czar Image: Veni/Flickr

Mikhail Gorbachev the last czar of the Soviet Empire – or president – a man who has endeared himself to the west, has been talking about Western attitudes towards Vladimir Putin, President Obama and President elect Trump, but also made comments about what was quite possibly the west’s greatest mistake. Maybe we need to learn our lesson.

If you are of a certain age you may recall Mikhail Gorbachev with a degree of fondness, may even recall his spitting image puppet, complete with hammer and sickle birth mark. He was surely the West ‘s favourite Russian of the 1990s, and his twin policies of perestroika and glasnost were meant to save the Soviet Union from collapse. But it collapsed anyway, Mr Gorbachev got himself kidnapped, and Boris Yeltsin, a man apparently fond of vodka, became the power in Russia, before handing it over to Mr Putin.

But during those dark days of the Soviet Union and then Russia, when the nation was in chaos, or 1998, when the economy crashed and the Russian stock market was worth less than Sainsbury’s, should the west have done more to help?

In a wide-ranging interview with the Associated Press, an elderly Mr Gorbachev, the only survivor of the triumvirate of Thatcher, Reagan and Mikhail himself, suggested that the west should indeed have done more.

Mrs Thatcher said of the Soviet leader that he was man the West could do business with, but the 1990s was the time when the west could have made itself a friend for life.
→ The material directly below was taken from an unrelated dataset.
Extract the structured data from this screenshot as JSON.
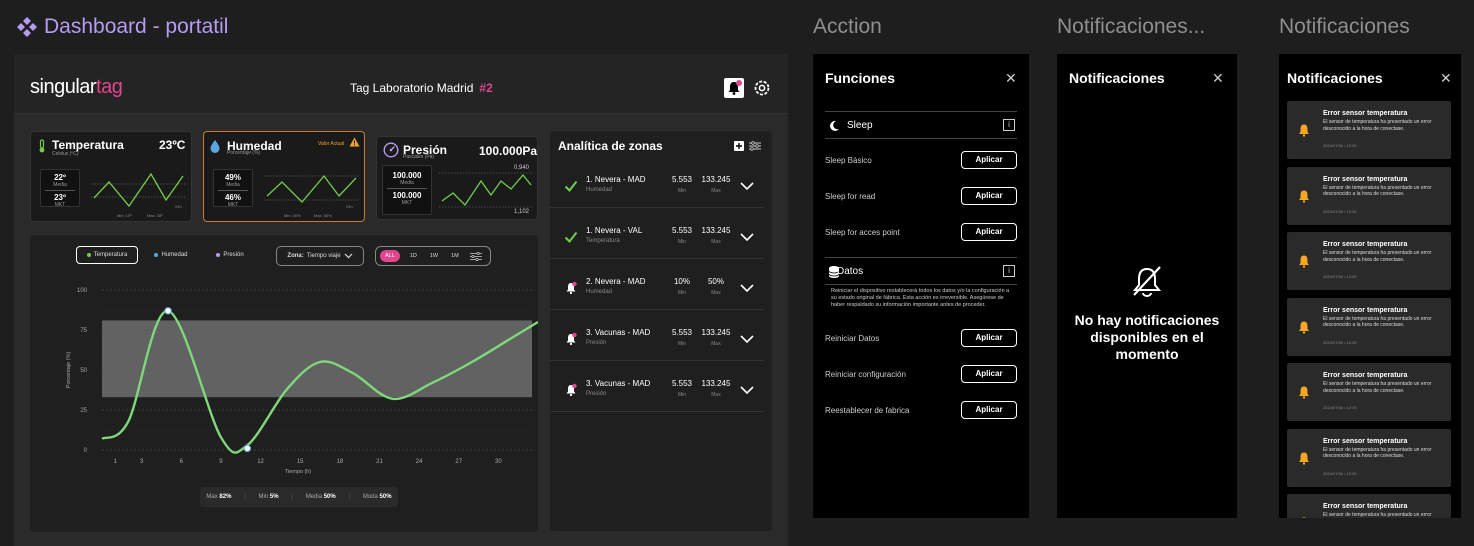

Instead, he says of the west “They were rubbing their hands, saying, 'How nice! We had been trying to do something about the Soviet Union for decades, and it ate itself up!'" and he talked about western ‘triumphalism.’

He was right, such an approach did the west no favours at all.

You don’t need to be a fan or Mr Putin, whose fondness for democracy seems to be akin to a cats fondness for being rubbed the wrong way, and whose sympathies towards human rights are about as sympathetic as a cats attitude to a mouse, to see how the west squandered opportunities.

Mr Gorbachev talked about Crimea, and how the region was a part of Russia until in the era of Khrushchev when it was transferred to the Ukraine. But since, at that time, the Ukraine and Russia were part of The Soviet Union, no one gave it a second thought. In short, he defended Mr Putin’s annexation of the region.

He also turned his annoyance on western attitudes towards Putin, and here things get a big twilight world’ish, implying a kind of western paranoia and even suggesting that western newspapers are obeying orders to discredit Mr Putin.

On the other hand, he did talk about the West and Russia making up. “Russia wants to have friendly ties with America,” he said, “but it's difficult to do that when Russia sees that it's being cheated."

He also called for a return to the days of dialogue between the West and Russia; "We accomplished a lot," he said talking about his relationship with Ronald Reagan, "We could talk openly, in a real partner-like way. It's necessary to take that approach again."

So, will those days return? It would indeed be good to see the US and Russia become friends, but it would not be so good if the price is appalling human rights atrocities in Syria.

Mr Gorbachev also suggested he could foresee the day when a smaller version of the Soviet Union is peacefully re-formed. Whether the people in the Baltic states like the sound of that is another matter.

In Britain, people have long accepted that the Empire is not coming back, and frankly given some of the atrocities that were committed in keeping it together, maybe would not welcome its return. Maybe, similar attitudes towards the return of the Soviet Union do not yet permeate the public discourse in Russia.